stock of plate glass. Information regarding same
can he had by calling on me, at the City National
H. M. ANDR&43, Trustee
. phone work.
I and in the
No, he works on the line
office. Never did, say,
TO WOEEY BATTEES
Keen Eyed Pennant Chasers
Hare Pitchers for All
Glasses of Hitters.
Speaking of pitcaers. have you
noticed the way the slsbmen are being
wornea tnis year? isio more aratha
pitchers sent m to work
regardless of their showiis
batters. It Is no longer a.
be pulled out of the dx
That automobile which ms
up for the batter making; tit
ting average for the seas'
something to do with tfee
shifts of pitchers for th
hitting their stride early-
cold weather in the north.

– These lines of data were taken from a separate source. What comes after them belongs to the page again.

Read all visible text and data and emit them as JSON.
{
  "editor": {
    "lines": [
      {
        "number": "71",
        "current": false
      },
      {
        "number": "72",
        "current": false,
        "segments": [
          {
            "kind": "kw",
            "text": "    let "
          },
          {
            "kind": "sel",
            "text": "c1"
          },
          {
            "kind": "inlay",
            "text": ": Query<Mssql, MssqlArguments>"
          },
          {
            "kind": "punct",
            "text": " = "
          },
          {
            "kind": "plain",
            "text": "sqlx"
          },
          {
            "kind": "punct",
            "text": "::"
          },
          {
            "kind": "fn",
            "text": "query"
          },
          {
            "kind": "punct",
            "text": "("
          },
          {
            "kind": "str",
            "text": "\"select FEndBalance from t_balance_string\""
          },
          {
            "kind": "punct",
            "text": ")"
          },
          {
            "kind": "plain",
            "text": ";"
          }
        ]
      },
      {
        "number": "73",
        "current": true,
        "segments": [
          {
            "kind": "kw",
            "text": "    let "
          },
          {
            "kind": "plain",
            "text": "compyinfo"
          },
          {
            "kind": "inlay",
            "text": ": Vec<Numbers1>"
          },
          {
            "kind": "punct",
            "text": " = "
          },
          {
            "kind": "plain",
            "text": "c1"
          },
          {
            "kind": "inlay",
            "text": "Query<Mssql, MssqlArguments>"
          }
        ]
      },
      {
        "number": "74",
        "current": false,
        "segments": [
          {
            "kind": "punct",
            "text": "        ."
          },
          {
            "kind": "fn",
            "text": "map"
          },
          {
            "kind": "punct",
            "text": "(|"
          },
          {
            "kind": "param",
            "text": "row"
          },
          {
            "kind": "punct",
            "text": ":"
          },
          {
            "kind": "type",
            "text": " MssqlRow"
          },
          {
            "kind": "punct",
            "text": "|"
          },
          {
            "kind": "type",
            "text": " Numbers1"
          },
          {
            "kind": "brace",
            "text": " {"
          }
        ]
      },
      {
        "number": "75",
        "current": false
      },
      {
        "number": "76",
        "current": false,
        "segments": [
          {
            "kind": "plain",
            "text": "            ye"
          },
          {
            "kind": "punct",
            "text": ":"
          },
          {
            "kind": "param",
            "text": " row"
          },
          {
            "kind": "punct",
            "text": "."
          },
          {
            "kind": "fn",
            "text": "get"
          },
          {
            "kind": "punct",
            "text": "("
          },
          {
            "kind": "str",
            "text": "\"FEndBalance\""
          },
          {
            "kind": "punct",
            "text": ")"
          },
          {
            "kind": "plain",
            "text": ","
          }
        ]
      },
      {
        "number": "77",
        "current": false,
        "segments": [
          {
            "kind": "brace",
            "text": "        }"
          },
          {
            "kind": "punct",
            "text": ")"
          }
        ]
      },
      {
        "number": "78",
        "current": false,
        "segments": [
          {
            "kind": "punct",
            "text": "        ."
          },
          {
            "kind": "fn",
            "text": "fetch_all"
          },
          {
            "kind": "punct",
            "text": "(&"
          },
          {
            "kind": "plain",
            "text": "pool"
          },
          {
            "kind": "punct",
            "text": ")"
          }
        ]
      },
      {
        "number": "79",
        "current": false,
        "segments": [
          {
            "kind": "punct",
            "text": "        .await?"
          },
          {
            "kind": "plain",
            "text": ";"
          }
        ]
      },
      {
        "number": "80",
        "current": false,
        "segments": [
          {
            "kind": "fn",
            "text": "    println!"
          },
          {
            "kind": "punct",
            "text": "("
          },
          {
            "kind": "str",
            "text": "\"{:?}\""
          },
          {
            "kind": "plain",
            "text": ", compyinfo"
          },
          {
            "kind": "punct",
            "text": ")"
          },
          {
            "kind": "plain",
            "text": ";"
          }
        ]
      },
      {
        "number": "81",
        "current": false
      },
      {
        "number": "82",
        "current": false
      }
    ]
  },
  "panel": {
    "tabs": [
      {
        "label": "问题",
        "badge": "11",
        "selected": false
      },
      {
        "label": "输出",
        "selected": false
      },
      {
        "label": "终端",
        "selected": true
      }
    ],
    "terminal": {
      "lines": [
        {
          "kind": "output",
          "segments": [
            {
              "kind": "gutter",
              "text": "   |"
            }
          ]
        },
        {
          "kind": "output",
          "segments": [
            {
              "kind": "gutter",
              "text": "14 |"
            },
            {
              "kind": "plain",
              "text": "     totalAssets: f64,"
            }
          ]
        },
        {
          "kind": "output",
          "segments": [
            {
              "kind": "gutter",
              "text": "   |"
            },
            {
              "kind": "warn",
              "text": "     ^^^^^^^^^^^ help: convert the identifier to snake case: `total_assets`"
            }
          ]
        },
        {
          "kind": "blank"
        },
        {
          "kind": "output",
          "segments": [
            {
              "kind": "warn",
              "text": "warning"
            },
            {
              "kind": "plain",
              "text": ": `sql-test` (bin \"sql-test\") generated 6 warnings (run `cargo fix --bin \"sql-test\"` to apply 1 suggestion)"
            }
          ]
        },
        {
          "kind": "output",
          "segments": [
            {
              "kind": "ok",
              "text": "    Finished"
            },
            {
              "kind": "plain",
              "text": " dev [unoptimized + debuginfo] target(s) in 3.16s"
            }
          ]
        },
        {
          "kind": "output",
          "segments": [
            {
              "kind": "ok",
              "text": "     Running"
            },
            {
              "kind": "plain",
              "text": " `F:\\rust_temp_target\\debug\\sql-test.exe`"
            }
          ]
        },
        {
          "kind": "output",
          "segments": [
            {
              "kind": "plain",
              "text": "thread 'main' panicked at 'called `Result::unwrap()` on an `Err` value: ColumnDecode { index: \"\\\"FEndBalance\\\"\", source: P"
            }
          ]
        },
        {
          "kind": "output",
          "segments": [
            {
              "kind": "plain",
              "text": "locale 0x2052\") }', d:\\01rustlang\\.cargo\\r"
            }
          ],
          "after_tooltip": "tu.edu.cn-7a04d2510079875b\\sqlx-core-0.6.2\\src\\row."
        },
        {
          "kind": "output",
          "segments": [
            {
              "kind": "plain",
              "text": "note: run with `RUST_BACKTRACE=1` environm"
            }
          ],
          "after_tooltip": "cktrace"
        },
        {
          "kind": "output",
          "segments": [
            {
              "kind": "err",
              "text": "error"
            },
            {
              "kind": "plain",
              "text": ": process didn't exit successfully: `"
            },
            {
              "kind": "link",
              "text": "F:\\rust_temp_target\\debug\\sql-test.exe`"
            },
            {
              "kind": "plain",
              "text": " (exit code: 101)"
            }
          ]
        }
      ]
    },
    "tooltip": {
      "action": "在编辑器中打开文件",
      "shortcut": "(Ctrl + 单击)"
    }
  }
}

rpsnnnsI'h'tA fnr rhp inilH-ir
the pitchers like Wingo AJwle;
worked out in a warm clra&tpt'-
their whips working In a eMf
The real cause of the freqt srti
however, is tho development
game as a guessing contest. Pit
are sent in to oppose certain claese
batters. A left hander for a. r:
handed batter, or the reverse; a miiiTwi
Dau pixener ior a Darter whose wseJc ,
ness is swift balls and a curve artit1
when curves are the bane of the bat-,
ter's life. It is all a development
the field generalship which is ra&kiag i
the playing manager the cootmand&c
In-chief of his- army of nine. -
OX PAGE SIGHT.
TTTTTTTTTTTTTT K t
Goal Lymph SIJ
edy lor v
oillty ; for i
now prepared in
most highly eftlca
ceous tablet form. $2
per box. La3ts ona
month. Sold ia
El Paso only by
Kelly & Pollard. Sheldon Hotel.